Records contained in a dataset
----
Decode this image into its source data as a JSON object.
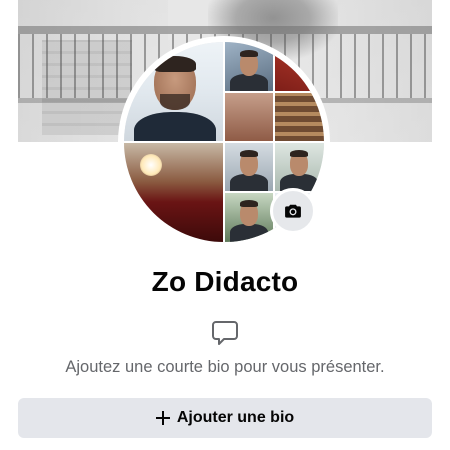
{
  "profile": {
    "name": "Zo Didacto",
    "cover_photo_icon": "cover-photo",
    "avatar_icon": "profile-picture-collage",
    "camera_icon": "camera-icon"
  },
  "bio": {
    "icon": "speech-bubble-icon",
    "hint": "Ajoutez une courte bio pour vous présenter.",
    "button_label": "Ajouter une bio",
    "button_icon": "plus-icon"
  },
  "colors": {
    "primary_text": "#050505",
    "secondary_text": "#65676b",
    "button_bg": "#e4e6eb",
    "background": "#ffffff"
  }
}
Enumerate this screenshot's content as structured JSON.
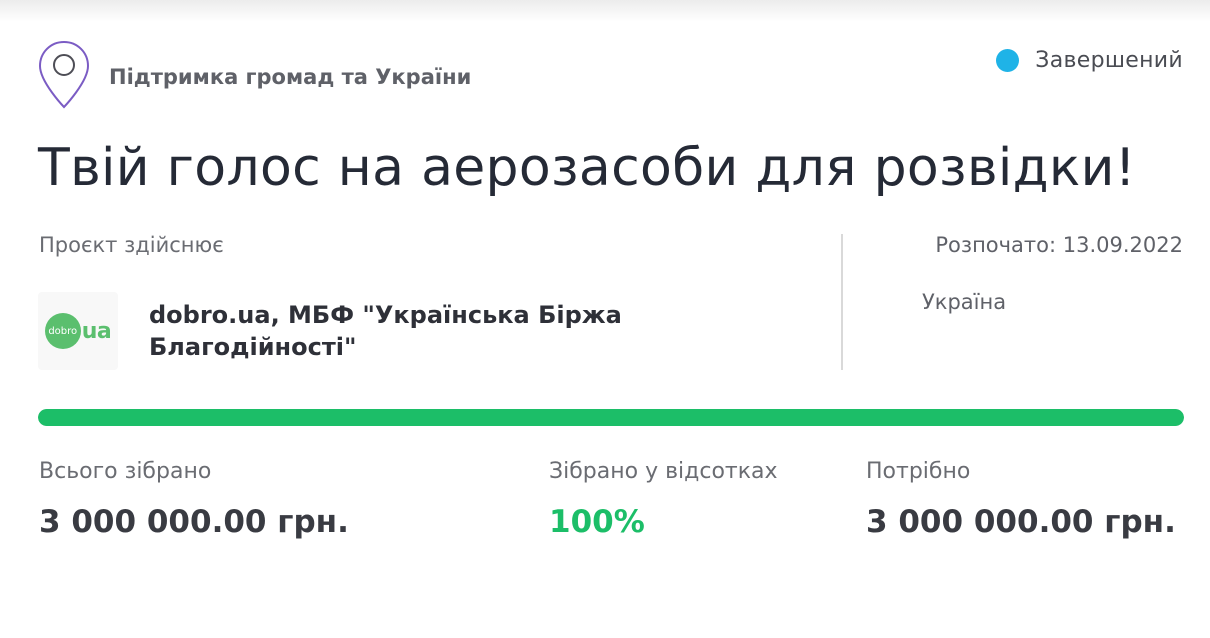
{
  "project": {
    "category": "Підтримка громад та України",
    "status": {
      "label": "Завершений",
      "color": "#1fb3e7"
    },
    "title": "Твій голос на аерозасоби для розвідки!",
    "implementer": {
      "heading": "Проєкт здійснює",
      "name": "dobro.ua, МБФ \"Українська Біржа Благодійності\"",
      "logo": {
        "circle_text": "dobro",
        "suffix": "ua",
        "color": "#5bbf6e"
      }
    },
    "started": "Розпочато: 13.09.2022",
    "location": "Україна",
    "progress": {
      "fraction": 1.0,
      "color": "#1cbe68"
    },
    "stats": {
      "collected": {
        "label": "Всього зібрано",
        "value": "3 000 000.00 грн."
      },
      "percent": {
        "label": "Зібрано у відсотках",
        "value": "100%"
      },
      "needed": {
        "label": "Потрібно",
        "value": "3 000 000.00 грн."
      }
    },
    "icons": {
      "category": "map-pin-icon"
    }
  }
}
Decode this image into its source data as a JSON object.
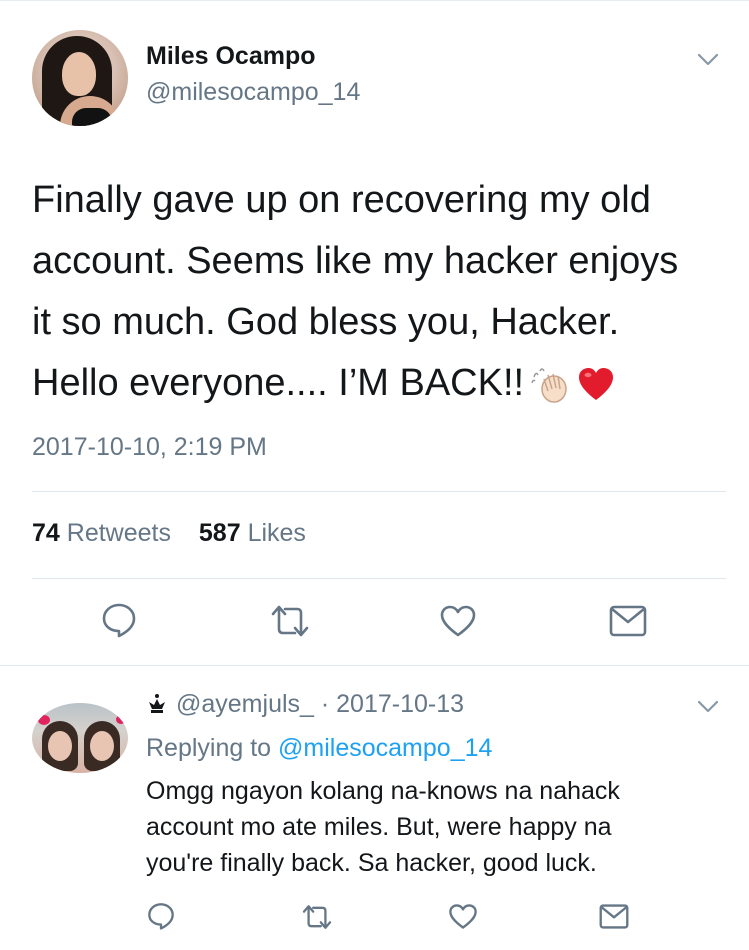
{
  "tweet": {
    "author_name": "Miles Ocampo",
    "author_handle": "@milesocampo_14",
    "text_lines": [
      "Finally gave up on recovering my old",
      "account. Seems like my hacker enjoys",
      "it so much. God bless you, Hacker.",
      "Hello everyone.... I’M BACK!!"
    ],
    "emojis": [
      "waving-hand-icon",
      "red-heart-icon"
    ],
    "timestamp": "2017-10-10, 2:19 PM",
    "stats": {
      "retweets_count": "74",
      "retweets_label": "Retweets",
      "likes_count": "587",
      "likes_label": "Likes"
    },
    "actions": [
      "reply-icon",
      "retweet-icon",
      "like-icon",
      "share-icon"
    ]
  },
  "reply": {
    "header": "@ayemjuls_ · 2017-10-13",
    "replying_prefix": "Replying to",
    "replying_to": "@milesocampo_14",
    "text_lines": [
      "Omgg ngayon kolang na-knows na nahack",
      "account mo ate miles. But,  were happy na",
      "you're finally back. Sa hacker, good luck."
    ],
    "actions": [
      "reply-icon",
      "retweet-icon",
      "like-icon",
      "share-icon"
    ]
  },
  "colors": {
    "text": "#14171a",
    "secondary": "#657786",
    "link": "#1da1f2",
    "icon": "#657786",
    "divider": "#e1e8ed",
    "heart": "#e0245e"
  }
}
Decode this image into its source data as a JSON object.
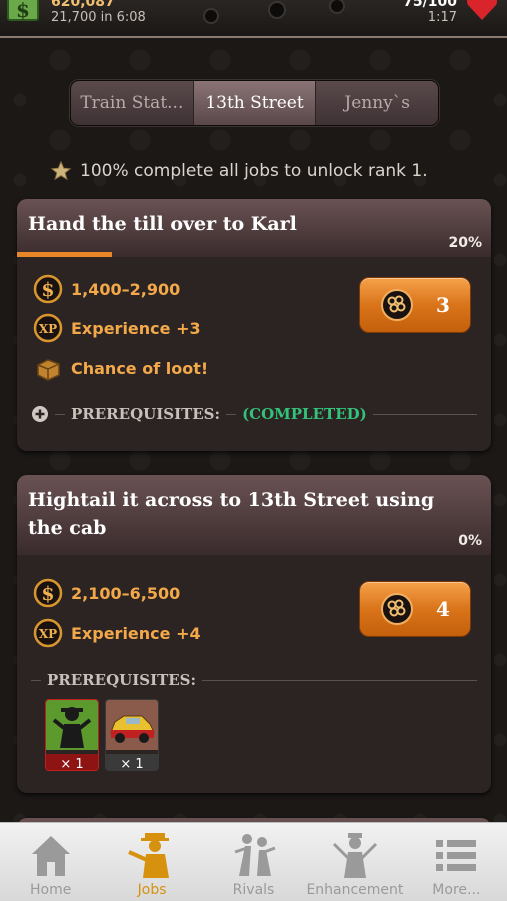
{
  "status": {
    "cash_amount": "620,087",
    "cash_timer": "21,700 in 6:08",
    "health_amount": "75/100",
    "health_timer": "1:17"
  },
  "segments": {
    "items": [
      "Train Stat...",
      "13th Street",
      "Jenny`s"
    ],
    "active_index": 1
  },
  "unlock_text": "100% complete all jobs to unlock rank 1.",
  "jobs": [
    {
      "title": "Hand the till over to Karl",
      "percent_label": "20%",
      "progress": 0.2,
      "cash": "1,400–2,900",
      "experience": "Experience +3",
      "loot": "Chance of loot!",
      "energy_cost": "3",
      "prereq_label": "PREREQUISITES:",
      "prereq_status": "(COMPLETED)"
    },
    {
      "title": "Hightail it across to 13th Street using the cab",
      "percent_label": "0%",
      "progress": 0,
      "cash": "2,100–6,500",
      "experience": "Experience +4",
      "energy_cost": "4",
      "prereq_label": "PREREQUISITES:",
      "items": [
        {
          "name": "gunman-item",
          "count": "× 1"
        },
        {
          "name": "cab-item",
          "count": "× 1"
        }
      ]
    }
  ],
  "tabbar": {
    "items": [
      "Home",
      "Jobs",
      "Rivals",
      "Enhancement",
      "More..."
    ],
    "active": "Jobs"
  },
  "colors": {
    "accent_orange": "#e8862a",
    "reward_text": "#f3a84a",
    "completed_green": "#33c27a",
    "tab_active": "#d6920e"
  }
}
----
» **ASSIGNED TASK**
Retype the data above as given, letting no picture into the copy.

» **ANSWER TO THIS EXERCISE**
Decode this image into its source data as a JSON object.
{
  "profile": {
    "name": "Zo Didacto",
    "cover_photo_icon": "cover-photo",
    "avatar_icon": "profile-picture-collage",
    "camera_icon": "camera-icon"
  },
  "bio": {
    "icon": "speech-bubble-icon",
    "hint": "Ajoutez une courte bio pour vous présenter.",
    "button_label": "Ajouter une bio",
    "button_icon": "plus-icon"
  },
  "colors": {
    "primary_text": "#050505",
    "secondary_text": "#65676b",
    "button_bg": "#e4e6eb",
    "background": "#ffffff"
  }
}
Enumerate this screenshot's content as structured JSON.
{
  "project": {
    "category": "Підтримка громад та України",
    "status": {
      "label": "Завершений",
      "color": "#1fb3e7"
    },
    "title": "Твій голос на аерозасоби для розвідки!",
    "implementer": {
      "heading": "Проєкт здійснює",
      "name": "dobro.ua, МБФ \"Українська Біржа Благодійності\"",
      "logo": {
        "circle_text": "dobro",
        "suffix": "ua",
        "color": "#5bbf6e"
      }
    },
    "started": "Розпочато: 13.09.2022",
    "location": "Україна",
    "progress": {
      "fraction": 1.0,
      "color": "#1cbe68"
    },
    "stats": {
      "collected": {
        "label": "Всього зібрано",
        "value": "3 000 000.00 грн."
      },
      "percent": {
        "label": "Зібрано у відсотках",
        "value": "100%"
      },
      "needed": {
        "label": "Потрібно",
        "value": "3 000 000.00 грн."
      }
    },
    "icons": {
      "category": "map-pin-icon"
    }
  }
}
Decode this image into its source data as a JSON object.
{
  "tweet": {
    "author_name": "Miles Ocampo",
    "author_handle": "@milesocampo_14",
    "text_lines": [
      "Finally gave up on recovering my old",
      "account. Seems like my hacker enjoys",
      "it so much. God bless you, Hacker.",
      "Hello everyone.... I’M BACK!!"
    ],
    "emojis": [
      "waving-hand-icon",
      "red-heart-icon"
    ],
    "timestamp": "2017-10-10, 2:19 PM",
    "stats": {
      "retweets_count": "74",
      "retweets_label": "Retweets",
      "likes_count": "587",
      "likes_label": "Likes"
    },
    "actions": [
      "reply-icon",
      "retweet-icon",
      "like-icon",
      "share-icon"
    ]
  },
  "reply": {
    "header": "@ayemjuls_ · 2017-10-13",
    "replying_prefix": "Replying to",
    "replying_to": "@milesocampo_14",
    "text_lines": [
      "Omgg ngayon kolang na-knows na nahack",
      "account mo ate miles. But,  were happy na",
      "you're finally back. Sa hacker, good luck."
    ],
    "actions": [
      "reply-icon",
      "retweet-icon",
      "like-icon",
      "share-icon"
    ]
  },
  "colors": {
    "text": "#14171a",
    "secondary": "#657786",
    "link": "#1da1f2",
    "icon": "#657786",
    "divider": "#e1e8ed",
    "heart": "#e0245e"
  }
}
Decode this image into its source data as a JSON object.
{
  "status": {
    "cash_amount": "620,087",
    "cash_timer": "21,700 in 6:08",
    "health_amount": "75/100",
    "health_timer": "1:17"
  },
  "segments": {
    "items": [
      "Train Stat...",
      "13th Street",
      "Jenny`s"
    ],
    "active_index": 1
  },
  "unlock_text": "100% complete all jobs to unlock rank 1.",
  "jobs": [
    {
      "title": "Hand the till over to Karl",
      "percent_label": "20%",
      "progress": 0.2,
      "cash": "1,400–2,900",
      "experience": "Experience +3",
      "loot": "Chance of loot!",
      "energy_cost": "3",
      "prereq_label": "PREREQUISITES:",
      "prereq_status": "(COMPLETED)"
    },
    {
      "title": "Hightail it across to 13th Street using the cab",
      "percent_label": "0%",
      "progress": 0,
      "cash": "2,100–6,500",
      "experience": "Experience +4",
      "energy_cost": "4",
      "prereq_label": "PREREQUISITES:",
      "items": [
        {
          "name": "gunman-item",
          "count": "× 1"
        },
        {
          "name": "cab-item",
          "count": "× 1"
        }
      ]
    }
  ],
  "tabbar": {
    "items": [
      "Home",
      "Jobs",
      "Rivals",
      "Enhancement",
      "More..."
    ],
    "active": "Jobs"
  },
  "colors": {
    "accent_orange": "#e8862a",
    "reward_text": "#f3a84a",
    "completed_green": "#33c27a",
    "tab_active": "#d6920e"
  }
}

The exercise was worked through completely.